• [What to produce] Scan the entries that follow for the word "DCIM", then report every line in which it appears.

======== Records provided

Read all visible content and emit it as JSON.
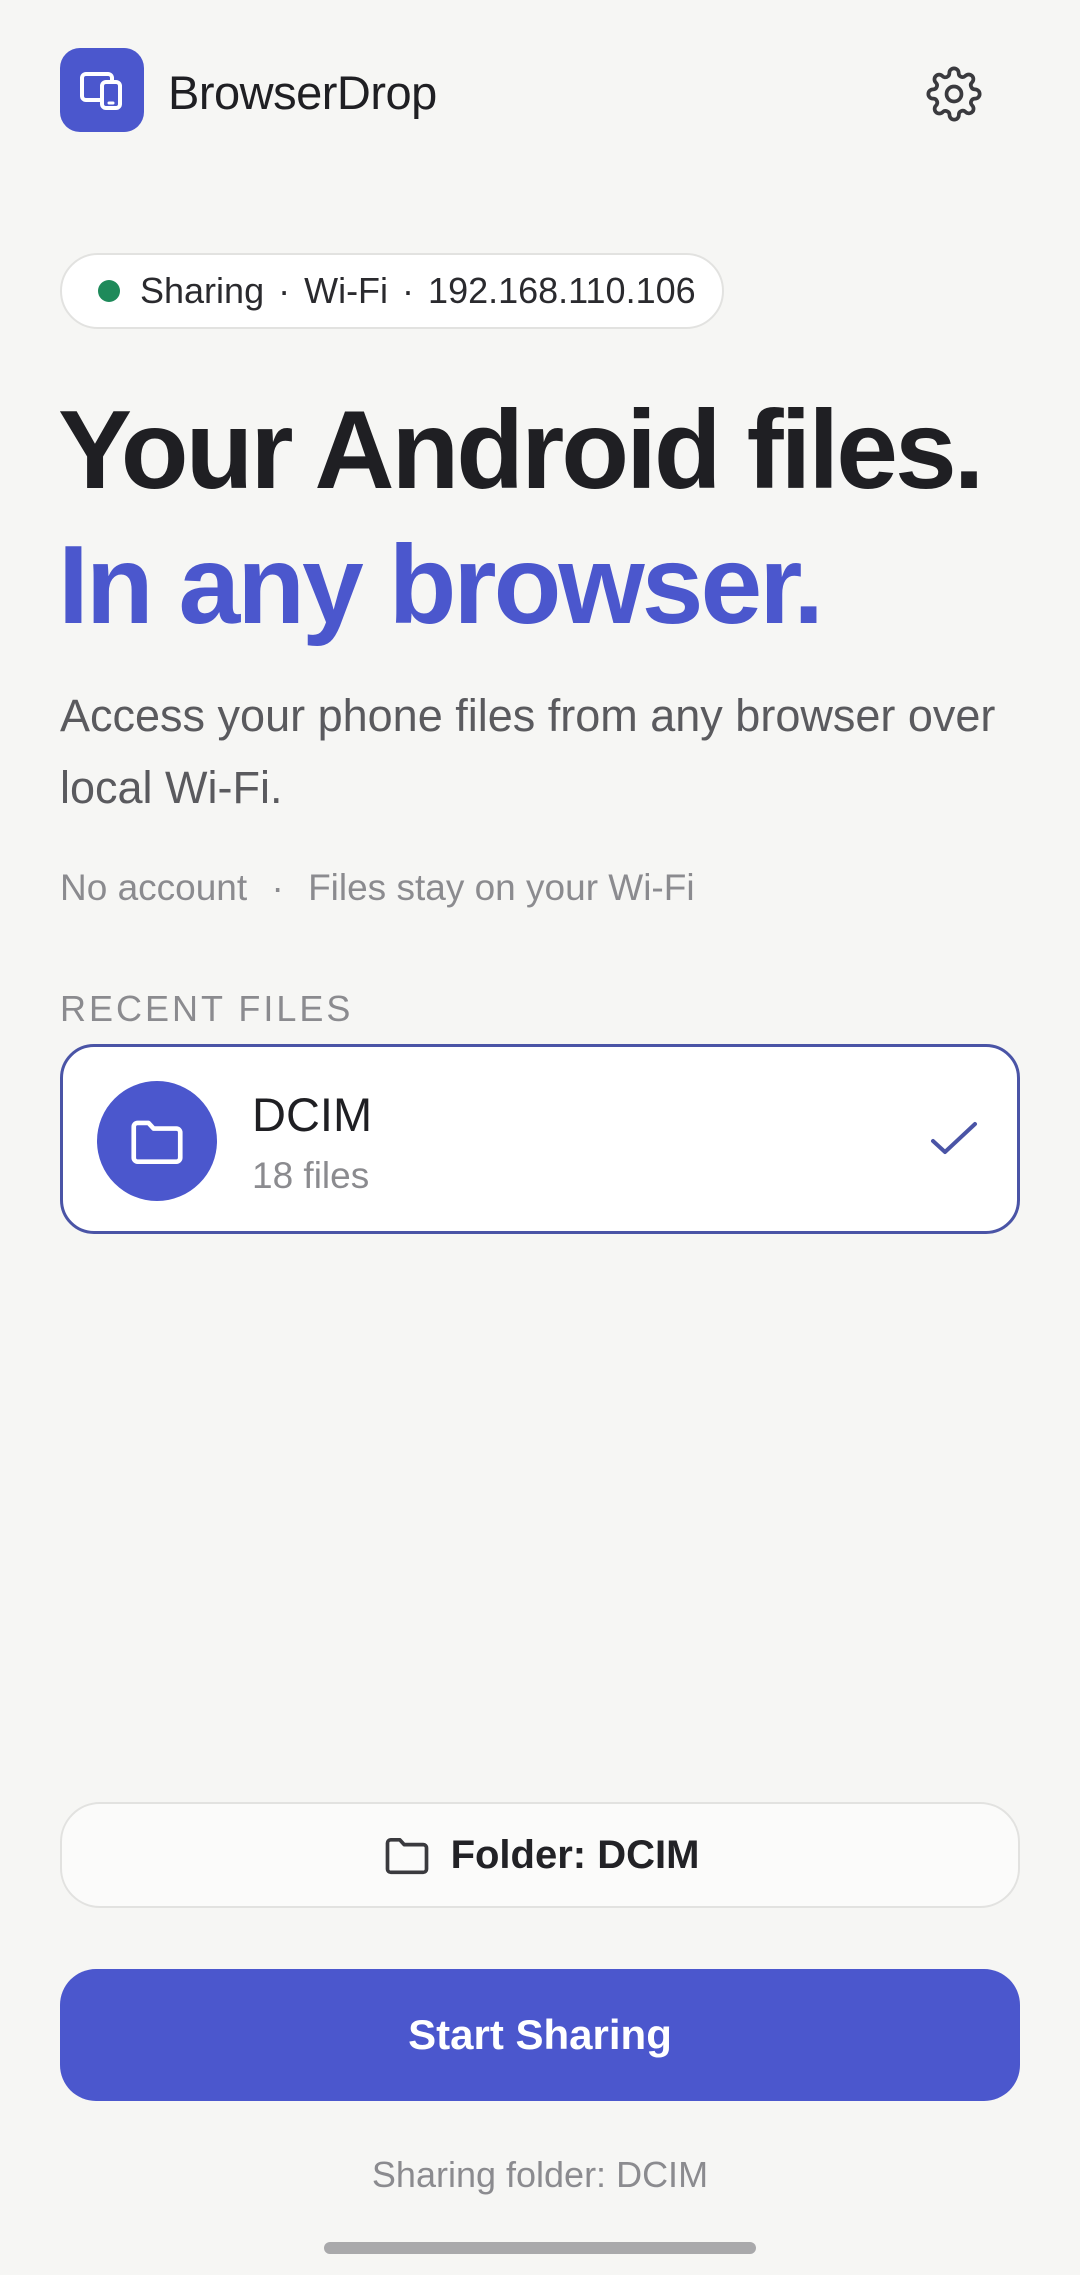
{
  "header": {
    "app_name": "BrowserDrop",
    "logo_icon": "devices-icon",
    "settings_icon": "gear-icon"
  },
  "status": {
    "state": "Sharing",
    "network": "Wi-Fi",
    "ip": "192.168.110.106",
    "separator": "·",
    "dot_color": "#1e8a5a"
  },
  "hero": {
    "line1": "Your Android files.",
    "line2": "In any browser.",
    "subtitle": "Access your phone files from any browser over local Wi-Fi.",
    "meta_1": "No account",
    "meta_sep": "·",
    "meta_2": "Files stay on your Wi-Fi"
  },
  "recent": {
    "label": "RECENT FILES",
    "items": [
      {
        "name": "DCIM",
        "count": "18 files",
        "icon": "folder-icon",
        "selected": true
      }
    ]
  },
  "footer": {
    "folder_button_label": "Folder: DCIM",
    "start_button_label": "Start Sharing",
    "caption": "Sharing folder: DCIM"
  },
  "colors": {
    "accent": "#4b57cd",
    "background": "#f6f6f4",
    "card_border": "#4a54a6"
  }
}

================
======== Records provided

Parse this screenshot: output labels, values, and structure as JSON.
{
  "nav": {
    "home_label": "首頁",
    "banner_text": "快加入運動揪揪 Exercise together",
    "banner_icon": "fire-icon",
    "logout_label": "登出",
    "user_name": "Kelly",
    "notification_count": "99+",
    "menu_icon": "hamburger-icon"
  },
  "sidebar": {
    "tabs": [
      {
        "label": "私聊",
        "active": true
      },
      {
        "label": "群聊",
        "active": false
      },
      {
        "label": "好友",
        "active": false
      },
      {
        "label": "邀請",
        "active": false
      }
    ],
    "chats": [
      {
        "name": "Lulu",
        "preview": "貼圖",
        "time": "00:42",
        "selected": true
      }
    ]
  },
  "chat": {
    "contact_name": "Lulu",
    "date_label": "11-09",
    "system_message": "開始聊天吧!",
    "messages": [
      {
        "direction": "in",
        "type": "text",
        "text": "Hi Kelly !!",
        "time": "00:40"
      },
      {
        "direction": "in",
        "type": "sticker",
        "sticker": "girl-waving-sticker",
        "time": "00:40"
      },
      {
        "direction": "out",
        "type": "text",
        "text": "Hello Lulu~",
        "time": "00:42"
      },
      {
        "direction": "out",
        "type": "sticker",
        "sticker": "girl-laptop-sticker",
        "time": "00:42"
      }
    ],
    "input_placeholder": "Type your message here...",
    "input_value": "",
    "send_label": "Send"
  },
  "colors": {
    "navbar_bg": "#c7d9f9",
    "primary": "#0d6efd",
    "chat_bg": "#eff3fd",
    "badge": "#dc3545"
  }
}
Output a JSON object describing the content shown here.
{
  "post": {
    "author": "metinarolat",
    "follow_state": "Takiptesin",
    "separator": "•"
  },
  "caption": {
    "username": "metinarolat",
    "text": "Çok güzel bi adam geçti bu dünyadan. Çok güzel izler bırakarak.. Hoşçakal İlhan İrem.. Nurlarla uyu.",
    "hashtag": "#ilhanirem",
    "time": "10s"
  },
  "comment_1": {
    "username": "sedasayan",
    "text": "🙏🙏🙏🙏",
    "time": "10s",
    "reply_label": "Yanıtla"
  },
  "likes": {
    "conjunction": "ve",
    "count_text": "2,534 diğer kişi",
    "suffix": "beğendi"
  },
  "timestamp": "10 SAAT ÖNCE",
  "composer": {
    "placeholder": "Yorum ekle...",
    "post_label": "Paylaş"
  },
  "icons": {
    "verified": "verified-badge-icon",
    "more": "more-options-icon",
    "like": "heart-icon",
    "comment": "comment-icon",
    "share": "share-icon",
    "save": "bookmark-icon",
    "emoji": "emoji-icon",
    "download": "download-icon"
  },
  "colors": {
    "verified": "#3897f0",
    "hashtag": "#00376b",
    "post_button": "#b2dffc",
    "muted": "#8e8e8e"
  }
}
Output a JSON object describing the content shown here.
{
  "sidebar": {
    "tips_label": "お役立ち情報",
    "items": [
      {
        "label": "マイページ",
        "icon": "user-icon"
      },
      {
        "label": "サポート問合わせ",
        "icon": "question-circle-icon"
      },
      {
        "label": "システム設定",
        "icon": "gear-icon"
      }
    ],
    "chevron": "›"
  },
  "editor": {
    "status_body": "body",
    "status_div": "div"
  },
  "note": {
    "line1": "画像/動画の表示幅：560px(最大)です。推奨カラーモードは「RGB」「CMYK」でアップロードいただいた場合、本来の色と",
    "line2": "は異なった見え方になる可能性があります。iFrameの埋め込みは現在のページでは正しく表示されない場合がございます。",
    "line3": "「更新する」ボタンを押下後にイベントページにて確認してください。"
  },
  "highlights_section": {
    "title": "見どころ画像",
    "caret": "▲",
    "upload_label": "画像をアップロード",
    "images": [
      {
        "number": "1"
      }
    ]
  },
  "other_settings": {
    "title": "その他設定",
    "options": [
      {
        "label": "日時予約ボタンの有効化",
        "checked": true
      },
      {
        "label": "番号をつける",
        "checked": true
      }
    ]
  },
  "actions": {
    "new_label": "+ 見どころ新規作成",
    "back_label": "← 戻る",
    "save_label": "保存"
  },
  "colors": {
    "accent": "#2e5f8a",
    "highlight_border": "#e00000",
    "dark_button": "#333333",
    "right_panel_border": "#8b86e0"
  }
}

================

• [Response for this exercise]
        "name": "DCIM",
    "folder_button_label": "Folder: DCIM",
    "caption": "Sharing folder: DCIM"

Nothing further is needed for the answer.